Calculating basis for securities, for tax purposes, is difficult when you reinvest dividends. So it's a feature for brokerage statements to show the total number of shares owned and one's basis in those shares. They're doing the hard math for you.
By reporting total basis, including reinvested dividends, your brokerage is underreporting your real return on investment. Because, the basis in shares purchased via dividend reinvestments is part of one's total return on the shares owned, what's a cost for tax purposes should be viewed as a gain when evaluating your portfolio.
Why does this matter? Take my ownership of BP.
I bought $950 of BP for several reasons, the critical one for our purposes being dividends. After owning the stock for a few years, my brokerage shows the holding like this:
If I were using my brokerage's summary page or statements to judge how this holding was doing, I'd think: not very good. A few years of no returns probably isn't a good use of money (absent a host of other things not on that screen).
I track real return with a Google Spreadsheet.

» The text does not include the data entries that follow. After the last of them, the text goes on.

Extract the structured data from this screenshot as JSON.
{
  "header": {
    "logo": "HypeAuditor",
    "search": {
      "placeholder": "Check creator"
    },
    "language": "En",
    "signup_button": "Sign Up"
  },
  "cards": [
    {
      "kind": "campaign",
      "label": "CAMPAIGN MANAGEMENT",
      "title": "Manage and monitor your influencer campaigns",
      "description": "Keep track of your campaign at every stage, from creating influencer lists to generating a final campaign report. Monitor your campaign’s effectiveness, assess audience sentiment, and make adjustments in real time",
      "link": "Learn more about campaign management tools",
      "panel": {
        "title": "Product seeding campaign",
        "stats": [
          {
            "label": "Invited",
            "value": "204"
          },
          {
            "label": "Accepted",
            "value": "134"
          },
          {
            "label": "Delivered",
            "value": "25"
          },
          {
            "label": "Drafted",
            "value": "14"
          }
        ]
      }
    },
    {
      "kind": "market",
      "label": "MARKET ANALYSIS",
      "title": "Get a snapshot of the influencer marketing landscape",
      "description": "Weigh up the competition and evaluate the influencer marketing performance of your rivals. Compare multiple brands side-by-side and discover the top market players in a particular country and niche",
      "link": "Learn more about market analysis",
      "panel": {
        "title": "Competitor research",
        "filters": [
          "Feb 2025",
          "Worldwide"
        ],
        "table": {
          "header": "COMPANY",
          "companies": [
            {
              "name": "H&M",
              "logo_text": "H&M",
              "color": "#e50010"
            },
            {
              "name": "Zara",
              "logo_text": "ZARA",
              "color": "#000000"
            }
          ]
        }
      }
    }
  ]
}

I enter my original outlay of cash for the security, and then update my total shares owned cell to account for dividend reinvestment.
Check out BP in my spreadsheet:
That changes things. BP has been paying me to own it (thanks!).